Saved entries

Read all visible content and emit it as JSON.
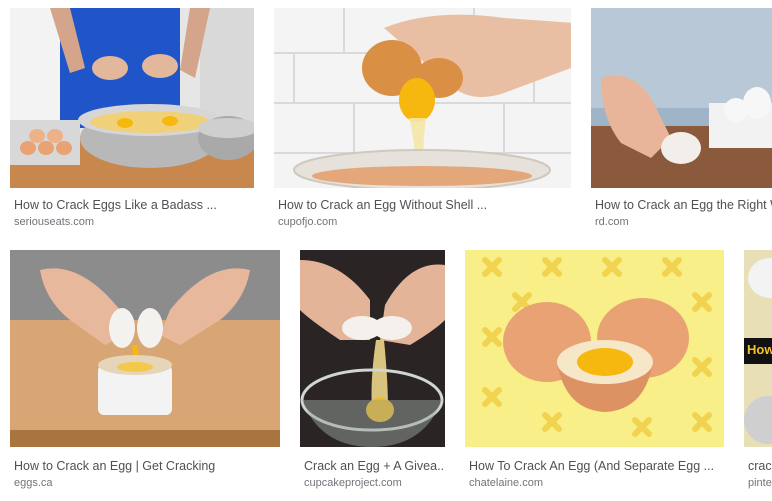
{
  "results": [
    {
      "title": "How to Crack Eggs Like a Badass ...",
      "source": "seriouseats.com"
    },
    {
      "title": "How to Crack an Egg Without Shell ...",
      "source": "cupofjo.com"
    },
    {
      "title": "How to Crack an Egg the Right W",
      "source": "rd.com"
    },
    {
      "title": "How to Crack an Egg | Get Cracking",
      "source": "eggs.ca"
    },
    {
      "title": "Crack an Egg + A Givea...",
      "source": "cupcakeproject.com"
    },
    {
      "title": "How To Crack An Egg (And Separate Egg ...",
      "source": "chatelaine.com"
    },
    {
      "title": "crac",
      "source": "pinte",
      "thumb_text": "How"
    }
  ],
  "colors": {
    "title_text": "#4d5156",
    "source_text": "#70757a",
    "yolk": "#f6b80f",
    "shell": "#e8a274",
    "table_wood": "#c8874d",
    "apron_blue": "#1f55c8",
    "yellow_bg": "#f8ef88"
  },
  "icons": [
    "egg-yolk-icon",
    "egg-shell-icon"
  ]
}
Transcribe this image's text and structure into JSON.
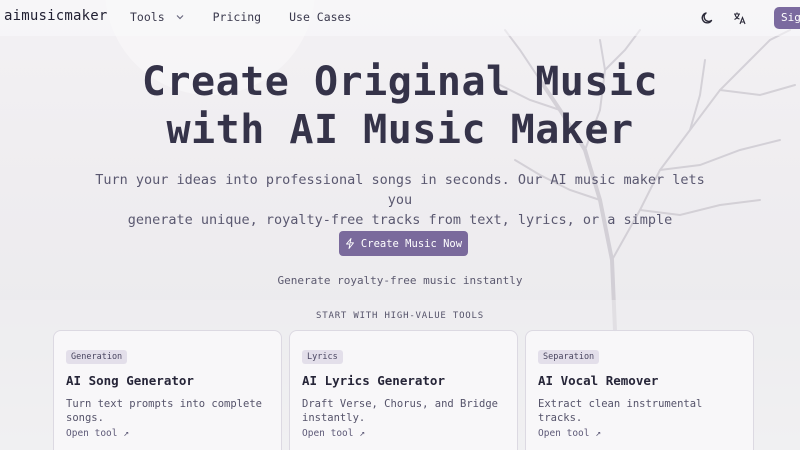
{
  "nav": {
    "logo": "aimusicmaker",
    "links": [
      {
        "label": "Tools",
        "has_dropdown": true
      },
      {
        "label": "Pricing"
      },
      {
        "label": "Use Cases"
      }
    ],
    "theme_icon": "moon-icon",
    "language_icon": "translate-icon",
    "signin_label": "Sig"
  },
  "hero": {
    "title_line1": "Create Original Music",
    "title_line2": "with AI Music Maker",
    "subtitle_line1": "Turn your ideas into professional songs in seconds. Our AI music maker lets you",
    "subtitle_line2": "generate unique, royalty-free tracks from text, lyrics, or a simple description.",
    "cta_label": "Create Music Now",
    "cta_icon": "lightning-icon",
    "hint": "Generate royalty-free music instantly"
  },
  "tools_section": {
    "label": "START WITH HIGH-VALUE TOOLS",
    "cards": [
      {
        "badge": "Generation",
        "title": "AI Song Generator",
        "desc": "Turn text prompts into complete songs.",
        "link": "Open tool ↗"
      },
      {
        "badge": "Lyrics",
        "title": "AI Lyrics Generator",
        "desc": "Draft Verse, Chorus, and Bridge instantly.",
        "link": "Open tool ↗"
      },
      {
        "badge": "Separation",
        "title": "AI Vocal Remover",
        "desc": "Extract clean instrumental tracks.",
        "link": "Open tool ↗"
      }
    ]
  },
  "colors": {
    "accent": "#7a6a9c",
    "text_dark": "#353349",
    "badge_bg": "#e3dfea"
  }
}
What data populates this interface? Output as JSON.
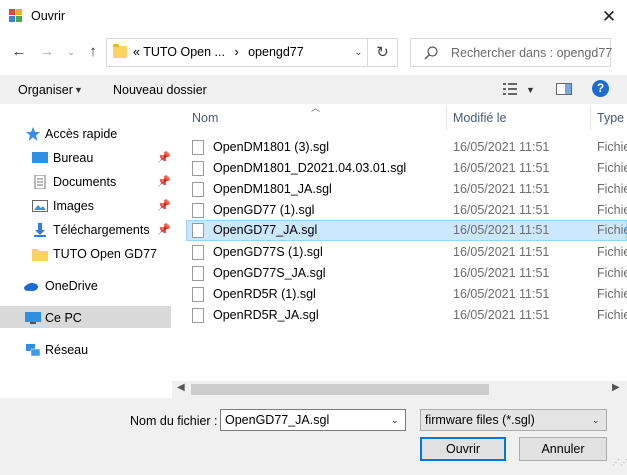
{
  "window": {
    "title": "Ouvrir",
    "close_symbol": "✕"
  },
  "nav": {
    "address_prefix": "«",
    "address_parts": [
      "TUTO Open ...",
      "opengd77"
    ],
    "address_separator": "›",
    "search_placeholder": "Rechercher dans : opengd77"
  },
  "toolbar": {
    "organiser": "Organiser",
    "nouveau_dossier": "Nouveau dossier",
    "help": "?"
  },
  "sidebar": {
    "items": [
      {
        "label": "Accès rapide",
        "icon": "star-icon"
      },
      {
        "label": "Bureau",
        "icon": "desktop-icon",
        "pinned": true
      },
      {
        "label": "Documents",
        "icon": "documents-icon",
        "pinned": true
      },
      {
        "label": "Images",
        "icon": "images-icon",
        "pinned": true
      },
      {
        "label": "Téléchargements",
        "icon": "download-icon",
        "pinned": true
      },
      {
        "label": "TUTO Open GD77",
        "icon": "folder-icon"
      },
      {
        "label": "OneDrive",
        "icon": "cloud-icon"
      },
      {
        "label": "Ce PC",
        "icon": "pc-icon",
        "selected": true
      },
      {
        "label": "Réseau",
        "icon": "network-icon"
      }
    ]
  },
  "file_list": {
    "columns": {
      "name": "Nom",
      "modified": "Modifié le",
      "type": "Type"
    },
    "rows": [
      {
        "name": "OpenDM1801 (3).sgl",
        "modified": "16/05/2021 11:51",
        "type": "Fichie"
      },
      {
        "name": "OpenDM1801_D2021.04.03.01.sgl",
        "modified": "16/05/2021 11:51",
        "type": "Fichie"
      },
      {
        "name": "OpenDM1801_JA.sgl",
        "modified": "16/05/2021 11:51",
        "type": "Fichie"
      },
      {
        "name": "OpenGD77 (1).sgl",
        "modified": "16/05/2021 11:51",
        "type": "Fichie"
      },
      {
        "name": "OpenGD77_JA.sgl",
        "modified": "16/05/2021 11:51",
        "type": "Fichie",
        "selected": true
      },
      {
        "name": "OpenGD77S (1).sgl",
        "modified": "16/05/2021 11:51",
        "type": "Fichie"
      },
      {
        "name": "OpenGD77S_JA.sgl",
        "modified": "16/05/2021 11:51",
        "type": "Fichie"
      },
      {
        "name": "OpenRD5R (1).sgl",
        "modified": "16/05/2021 11:51",
        "type": "Fichie"
      },
      {
        "name": "OpenRD5R_JA.sgl",
        "modified": "16/05/2021 11:51",
        "type": "Fichie"
      }
    ]
  },
  "footer": {
    "filename_label": "Nom du fichier :",
    "filename_value": "OpenGD77_JA.sgl",
    "filetype_value": "firmware files (*.sgl)",
    "open_button": "Ouvrir",
    "cancel_button": "Annuler"
  },
  "colors": {
    "accent": "#0078d7",
    "selection": "#cce8ff",
    "header_text": "#4b5a73"
  }
}
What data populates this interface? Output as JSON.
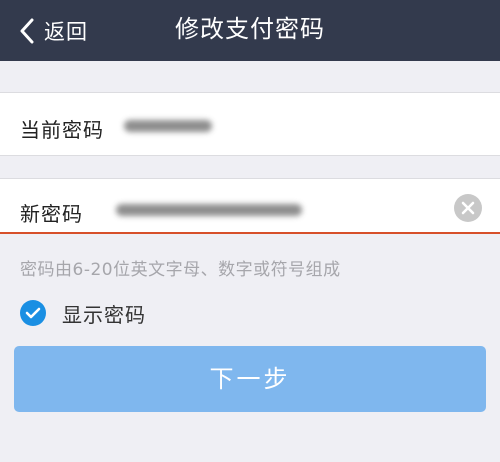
{
  "header": {
    "back_label": "返回",
    "title": "修改支付密码"
  },
  "form": {
    "current_password": {
      "label": "当前密码"
    },
    "new_password": {
      "label": "新密码"
    },
    "hint": "密码由6-20位英文字母、数字或符号组成",
    "show_password": {
      "label": "显示密码",
      "checked": true
    },
    "next_button_label": "下一步"
  },
  "colors": {
    "topbar": "#333a4d",
    "accent": "#1a8fe3",
    "button": "#7fb7ee",
    "input_underline": "#d7502a"
  }
}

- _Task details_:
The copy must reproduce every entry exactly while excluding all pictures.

- _Answer to this problem_:
Read all visible content and emit it as JSON.
{
  "results": [
    {
      "title": "How to Crack Eggs Like a Badass ...",
      "source": "seriouseats.com"
    },
    {
      "title": "How to Crack an Egg Without Shell ...",
      "source": "cupofjo.com"
    },
    {
      "title": "How to Crack an Egg the Right W",
      "source": "rd.com"
    },
    {
      "title": "How to Crack an Egg | Get Cracking",
      "source": "eggs.ca"
    },
    {
      "title": "Crack an Egg + A Givea...",
      "source": "cupcakeproject.com"
    },
    {
      "title": "How To Crack An Egg (And Separate Egg ...",
      "source": "chatelaine.com"
    },
    {
      "title": "crac",
      "source": "pinte",
      "thumb_text": "How"
    }
  ],
  "colors": {
    "title_text": "#4d5156",
    "source_text": "#70757a",
    "yolk": "#f6b80f",
    "shell": "#e8a274",
    "table_wood": "#c8874d",
    "apron_blue": "#1f55c8",
    "yellow_bg": "#f8ef88"
  },
  "icons": [
    "egg-yolk-icon",
    "egg-shell-icon"
  ]
}
Transcribe this image's text and structure into JSON.
{
  "nav": {
    "logo": "aimusicmaker",
    "links": [
      {
        "label": "Tools",
        "has_dropdown": true
      },
      {
        "label": "Pricing"
      },
      {
        "label": "Use Cases"
      }
    ],
    "theme_icon": "moon-icon",
    "language_icon": "translate-icon",
    "signin_label": "Sig"
  },
  "hero": {
    "title_line1": "Create Original Music",
    "title_line2": "with AI Music Maker",
    "subtitle_line1": "Turn your ideas into professional songs in seconds. Our AI music maker lets you",
    "subtitle_line2": "generate unique, royalty-free tracks from text, lyrics, or a simple description.",
    "cta_label": "Create Music Now",
    "cta_icon": "lightning-icon",
    "hint": "Generate royalty-free music instantly"
  },
  "tools_section": {
    "label": "START WITH HIGH-VALUE TOOLS",
    "cards": [
      {
        "badge": "Generation",
        "title": "AI Song Generator",
        "desc": "Turn text prompts into complete songs.",
        "link": "Open tool ↗"
      },
      {
        "badge": "Lyrics",
        "title": "AI Lyrics Generator",
        "desc": "Draft Verse, Chorus, and Bridge instantly.",
        "link": "Open tool ↗"
      },
      {
        "badge": "Separation",
        "title": "AI Vocal Remover",
        "desc": "Extract clean instrumental tracks.",
        "link": "Open tool ↗"
      }
    ]
  },
  "colors": {
    "accent": "#7a6a9c",
    "text_dark": "#353349",
    "badge_bg": "#e3dfea"
  }
}
What data populates this interface? Output as JSON.
{
  "window": {
    "title": "Ouvrir",
    "close_symbol": "✕"
  },
  "nav": {
    "address_prefix": "«",
    "address_parts": [
      "TUTO Open ...",
      "opengd77"
    ],
    "address_separator": "›",
    "search_placeholder": "Rechercher dans : opengd77"
  },
  "toolbar": {
    "organiser": "Organiser",
    "nouveau_dossier": "Nouveau dossier",
    "help": "?"
  },
  "sidebar": {
    "items": [
      {
        "label": "Accès rapide",
        "icon": "star-icon"
      },
      {
        "label": "Bureau",
        "icon": "desktop-icon",
        "pinned": true
      },
      {
        "label": "Documents",
        "icon": "documents-icon",
        "pinned": true
      },
      {
        "label": "Images",
        "icon": "images-icon",
        "pinned": true
      },
      {
        "label": "Téléchargements",
        "icon": "download-icon",
        "pinned": true
      },
      {
        "label": "TUTO Open GD77",
        "icon": "folder-icon"
      },
      {
        "label": "OneDrive",
        "icon": "cloud-icon"
      },
      {
        "label": "Ce PC",
        "icon": "pc-icon",
        "selected": true
      },
      {
        "label": "Réseau",
        "icon": "network-icon"
      }
    ]
  },
  "file_list": {
    "columns": {
      "name": "Nom",
      "modified": "Modifié le",
      "type": "Type"
    },
    "rows": [
      {
        "name": "OpenDM1801 (3).sgl",
        "modified": "16/05/2021 11:51",
        "type": "Fichie"
      },
      {
        "name": "OpenDM1801_D2021.04.03.01.sgl",
        "modified": "16/05/2021 11:51",
        "type": "Fichie"
      },
      {
        "name": "OpenDM1801_JA.sgl",
        "modified": "16/05/2021 11:51",
        "type": "Fichie"
      },
      {
        "name": "OpenGD77 (1).sgl",
        "modified": "16/05/2021 11:51",
        "type": "Fichie"
      },
      {
        "name": "OpenGD77_JA.sgl",
        "modified": "16/05/2021 11:51",
        "type": "Fichie",
        "selected": true
      },
      {
        "name": "OpenGD77S (1).sgl",
        "modified": "16/05/2021 11:51",
        "type": "Fichie"
      },
      {
        "name": "OpenGD77S_JA.sgl",
        "modified": "16/05/2021 11:51",
        "type": "Fichie"
      },
      {
        "name": "OpenRD5R (1).sgl",
        "modified": "16/05/2021 11:51",
        "type": "Fichie"
      },
      {
        "name": "OpenRD5R_JA.sgl",
        "modified": "16/05/2021 11:51",
        "type": "Fichie"
      }
    ]
  },
  "footer": {
    "filename_label": "Nom du fichier :",
    "filename_value": "OpenGD77_JA.sgl",
    "filetype_value": "firmware files (*.sgl)",
    "open_button": "Ouvrir",
    "cancel_button": "Annuler"
  },
  "colors": {
    "accent": "#0078d7",
    "selection": "#cce8ff",
    "header_text": "#4b5a73"
  }
}
What data populates this interface? Output as JSON.
{
  "header": {
    "back_label": "返回",
    "title": "修改支付密码"
  },
  "form": {
    "current_password": {
      "label": "当前密码"
    },
    "new_password": {
      "label": "新密码"
    },
    "hint": "密码由6-20位英文字母、数字或符号组成",
    "show_password": {
      "label": "显示密码",
      "checked": true
    },
    "next_button_label": "下一步"
  },
  "colors": {
    "topbar": "#333a4d",
    "accent": "#1a8fe3",
    "button": "#7fb7ee",
    "input_underline": "#d7502a"
  }
}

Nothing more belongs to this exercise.